Due to Codemagic being a much younger product than Bitrise, I inevitably ran into some issues as a result. For a long time, documentation was completely lacking. Thankfully, that has since been rectified.

I also lost quite a bit of time on an issue where the name of the IPA being produced by the build was incorrect because it had the wrong environment name in it (even though the binary itself was correct). As per the Slack conversation below, this turned out to be because Codemagic was reading and caching cloned files way earlier than it should have been. This was one of those cases when a full, downloadable log would probably have saved me a lot of time.

IPA Name ProblemIPA Name Problem

There have been a few other little issues along the way, but the Codemagic team have been quick to rectify once the problem was clear. Overall, I’ve been very impressed with the stability of Codemagic.

Pricing Model

I’ve already talked a little about the pricing model of the two services, but I wanted to make the further point that Codemagic have now introduced a pricing model (which, you’ll recall, didn’t exist when I first migrated). It’s a very reasonable model where you get 500 build minutes for free each month and only pay if you need to exceed this limit. Right now, that gets me around 10 builds of Job Done, which will generally be more than enough (I had to disable auto-triggering of dev builds though - I only trigger automatically for release builds).

What’s particularly important is that you can request an increase to your timeout. This is unlike Bitrise, which has set timeouts per pricing tier. As I mentioned earlier, my build timeout is 60 minutes rather than 45 because most of my app builds take around 50-55 minutes (the non-Flutter projects build much more quickly because there’s obviously no iOS involved). I expect I’ll be able to drop this timeout quite a bit once the iOS VM infrastructure is sorted out.

Basically, the Codemagic pricing model is perfect for me because I only build infrequently. On those rare occasions where I need a lot of builds in a single month, I will happily drop USD19 on more build time. Indeed, I had to do this in my final push to get Job Done out the door.

Source Model

Bitrise is fully open source. You can pay to have a hosted version, or you can run it on your own hardware.

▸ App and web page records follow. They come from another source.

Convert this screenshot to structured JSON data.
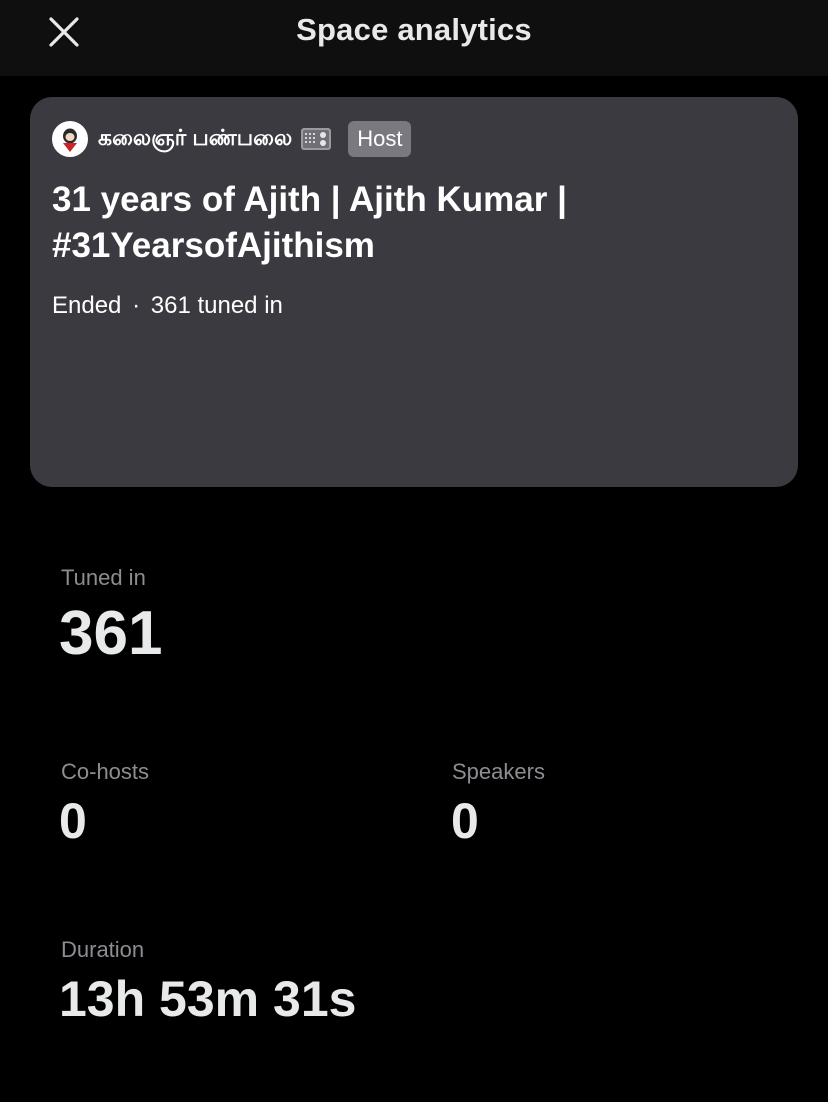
{
  "header": {
    "title": "Space analytics",
    "close_icon": "close-icon"
  },
  "space": {
    "host_name": "கலைஞர் பண்பலை",
    "host_emoji_icon": "radio-icon",
    "host_badge": "Host",
    "title": "31 years of Ajith | Ajith Kumar | #31YearsofAjithism",
    "status": "Ended",
    "separator": "·",
    "tuned_in_text": "361 tuned in"
  },
  "stats": {
    "tuned_in": {
      "label": "Tuned in",
      "value": "361"
    },
    "co_hosts": {
      "label": "Co-hosts",
      "value": "0"
    },
    "speakers": {
      "label": "Speakers",
      "value": "0"
    },
    "duration": {
      "label": "Duration",
      "value": "13h 53m 31s"
    }
  },
  "colors": {
    "background": "#000000",
    "header_background": "#0f0f10",
    "card_background": "#3b3a40",
    "badge_background": "#7a797f",
    "label_text": "#8b8d91",
    "primary_text": "#e7e9ea"
  }
}
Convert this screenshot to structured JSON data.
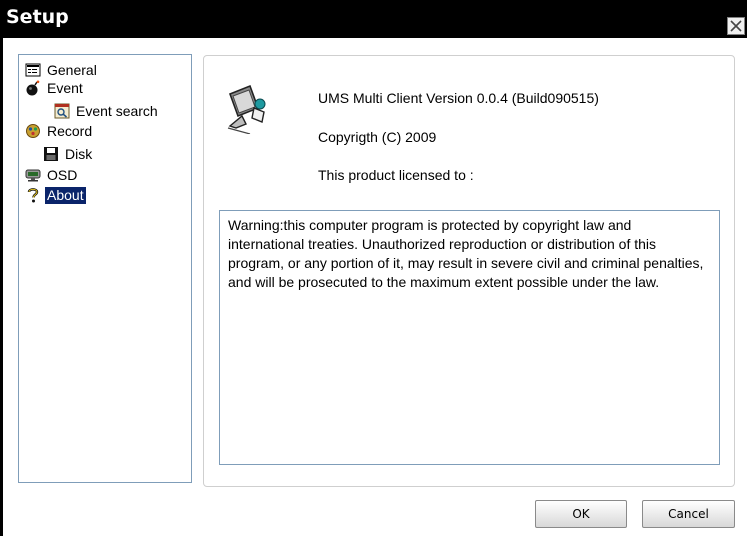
{
  "window": {
    "title": "Setup"
  },
  "tree": {
    "items": [
      {
        "label": "General",
        "icon": "general-icon"
      },
      {
        "label": "Event",
        "icon": "bomb-icon"
      },
      {
        "label": "Event search",
        "icon": "event-search-icon"
      },
      {
        "label": "Record",
        "icon": "record-icon"
      },
      {
        "label": "Disk",
        "icon": "floppy-disk-icon"
      },
      {
        "label": "OSD",
        "icon": "osd-icon"
      },
      {
        "label": "About",
        "icon": "question-mark-icon",
        "selected": true
      }
    ]
  },
  "about": {
    "icon": "computer-icon",
    "version": "UMS Multi Client Version 0.0.4 (Build090515)",
    "copyright": "Copyrigth (C) 2009",
    "licensed": "This product licensed to :",
    "warning": "Warning:this computer program is protected by copyright law and international treaties. Unauthorized reproduction or distribution of this program, or any portion of it, may result in severe civil and criminal penalties, and will be prosecuted to the maximum extent possible under the law."
  },
  "buttons": {
    "ok": "OK",
    "cancel": "Cancel"
  },
  "colors": {
    "titlebar": "#000000",
    "selection": "#0a246a",
    "panel_border": "#7f9db9"
  }
}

Codemagic is closed source.

Generally speaking, I’m a big fan of my tools being open source. Being able to just peek under the hood when something goes wrong (or when you’re just curious) is incredibly empowering. That said, I’m surprised by the fact that I’ve never had to look at the Bitrise source code (although I have benefited from looking at some of the step implementations). Counterintuitively, Codemagic being open source would have helped me a lot more than Bitrise being open source ever did. I suspect that’s just because Codemagic lacks maturity so there was more impetus for me to want to delve into its inner workings. So for me, I’m not terribly fussed about this because I think in the long run it will be far less an issue.


No disrespect to the Bitrise team (or to anyone for that matter - the people I’ve interacted with on both of these projects are awesome), but I’ve always found their UI a little hard to work with. Thankfully, you don’t have to do that much because of their configuration as code, but it is a sore point all the same. I know they did a UX revamp a while back, and maybe they’ll be doing another with their newly-secured 20 million (!), but it still doesn’t gel with me. Too often I feel momentarily lost or confused in their UI, even though I’m an old hand at it.

Codemagic does better in this regard, though there are still pain points, such as the issue with logs I mentioned earlier. And of course, you have to spend a lot more time in the Codemagic UI than you do Bitrise.


If you’re doing work in the Flutter space, you should check out Codemagic as a CI solution. It has a ways to go before it competes with the flexibility and maturity of Bitrise, but it also has a number of advantages such as its pricing model, UX, and focus on Flutter (which cuts both ways, to be sure).

To reiterate, the Codemagic team are already putting effort into resolving some of the issues above, and my hope is that this post encourages further effort. Codemagic is a fantastically strong product already, and I’m looking forward to seeing it evolve further.